In Social Studies, there are several ways to integrate technology into the classroom. During instruction, technology, especially through the use of videos and pictures (photographs, cartoons, etc.), can add an extra voice beyond the teacher. For students who have a hard time identifying with the instructor, this can give them another way of viewing the information. During one class period, I used a rap from youtube about political parties instead of lecturing, which not only gave students a rhythmic way of remembering differences, but also allowed students who have trouble focusing on my lectures another way to get information. Additionally, technology has great applications for independent work. Students can utilize the internet for research and programs like power point to create presentations. Teaching students these computer skills at a young age will help them as they enter higher education or the job market.
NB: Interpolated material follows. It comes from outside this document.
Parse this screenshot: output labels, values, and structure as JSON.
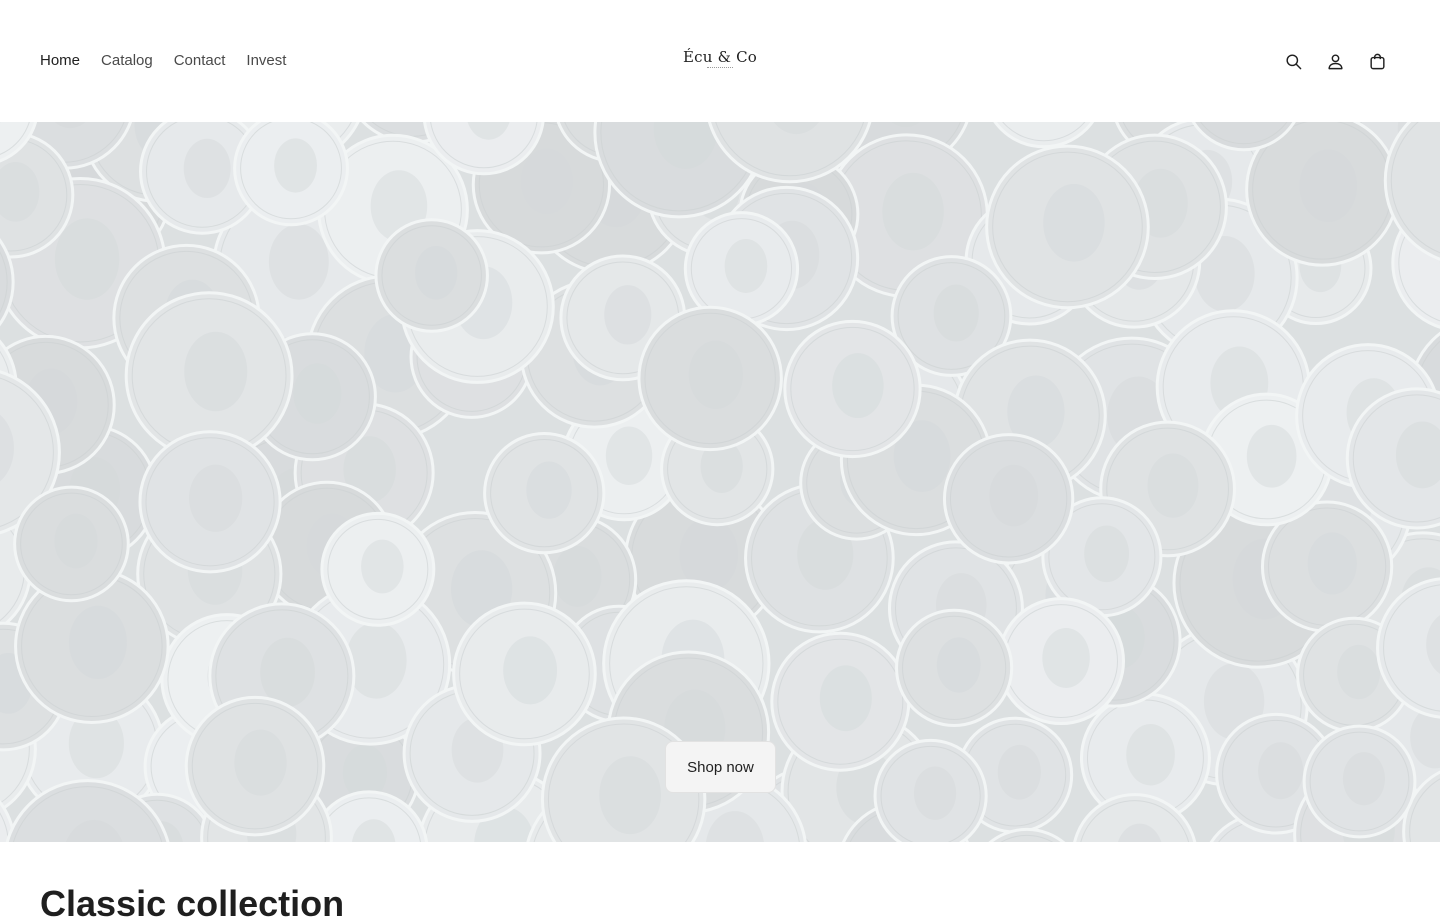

Unfortunately, the unreliability of technology, especially in a networked school, is a key disadvantage. If you based your whole lesson plan on being able to show a video or interpret a cartoon and your smart board isn't working, then you are in trouble.

I hope to learn better ways of utilizing the resources available through technology, especially the internet, in the classroom. For instance, is it better to show several shorter movies in the coarse of a lesson instead of one long movie to keep students from zoning out, or does that lose their attention?